In terms of software solutions, we’re introducing a new IT system, which we’ve put into all the new branches and we’re gradually rolling out to the whole business. In theory, it will completely change the way we work and, so far, it’s working well. To have a warning on a MAR chart that indicates that someone hasn’t had the medicine that they should have had, and to be able to react to that in real time, rather than realise that there was a problem two days later, will be of huge benefit, I’m sure of it.

Giving people the best quality of life that we can give is right up there with saving a life.

What’s your vision for the company over the next five years or so?
To keep the quality that we’ve now established and increase the autonomy so that everybody feels confident and empowered to make the right decision and play their part in making the business successful. I’d like to continue to grow. I think we’re all very fortunate in the domiciliary care space that there are more people living longer and with more money available to them, so that going into a residential home is not the only answer anymore. It is possible to be looked after in your own home, in the comfort and familiarity of your surroundings and, therefore, have a better quality of life than you would have otherwise.

Nursing and residential homes are very effective for a lot of people, but not necessarily everyone. I learned about Helping Hands because I used them for my mum when she had dementia in the last few months of her life. I’d never really knew anything about domiciliary care prior to that, so that’s what piqued my interest first.

I know, for her, as she was very confused in her last few months, that if we moved her into a residential home then it would only have added to the confusion. Her quality of life wasn’t great because of the dementia, but it was certainly a lot better being at home than being in a different setting.
So if we can just keep doing that – making an impact on people’s lives – then that’s enough of a vision for me.

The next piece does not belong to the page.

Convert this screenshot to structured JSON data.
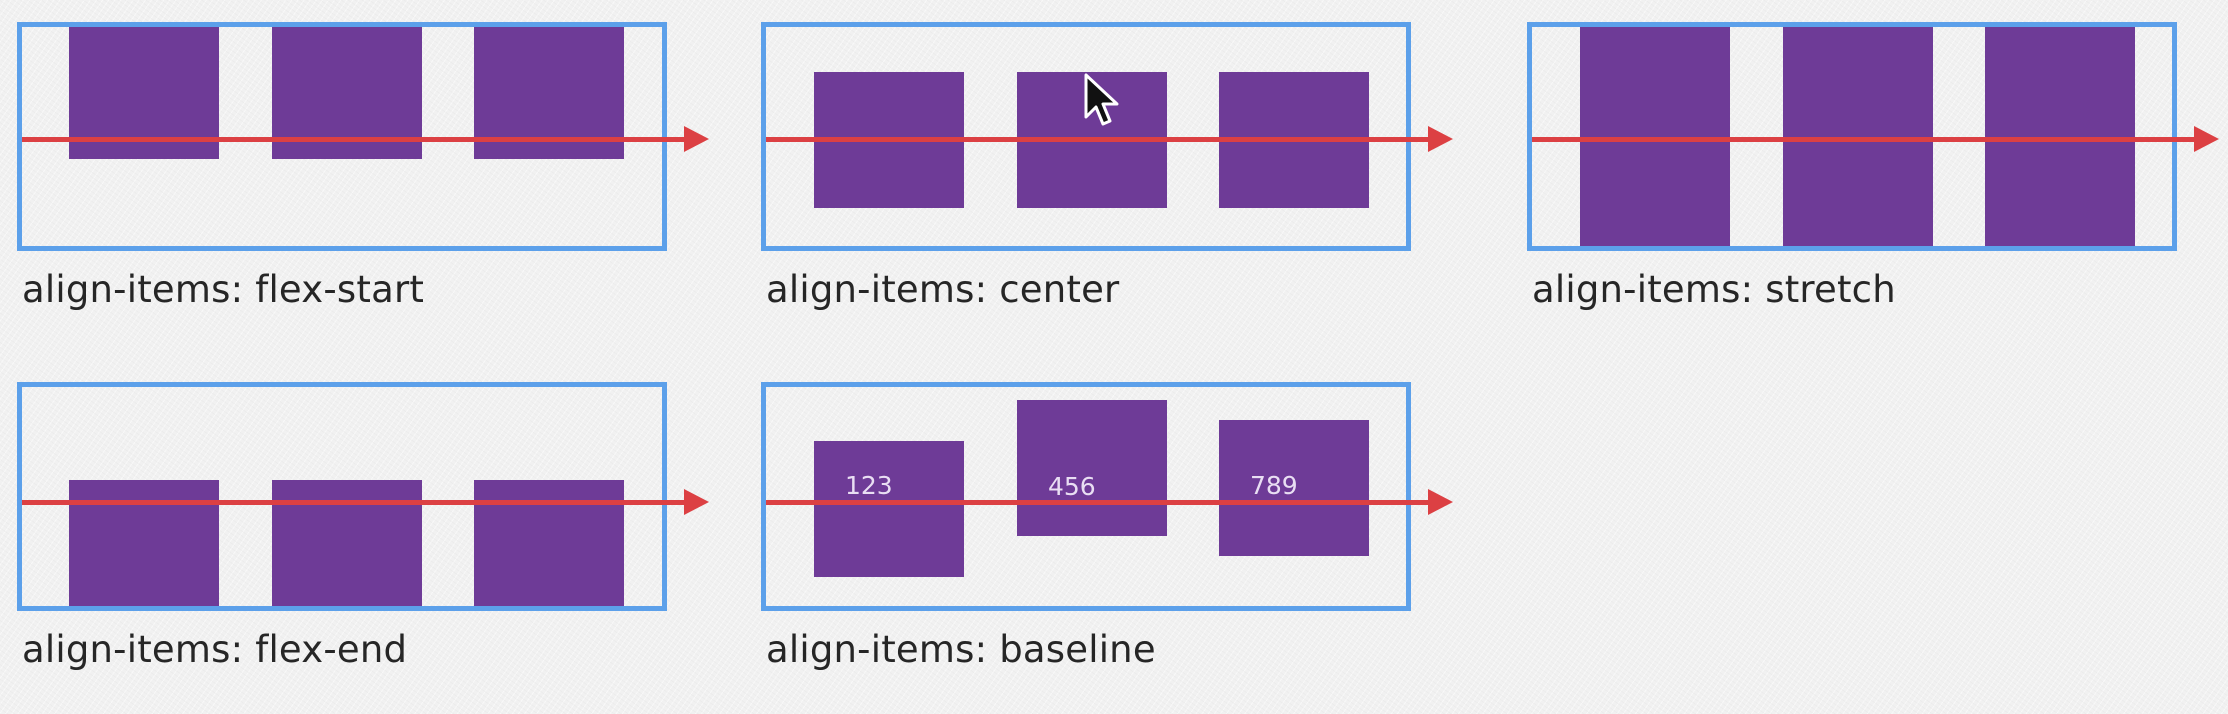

To view a Zoom recording of this interview, click here.

Tags : Andy HogarthHelping Handsinterview
Sarah Clarke

The author Sarah Clarke

Leave a Response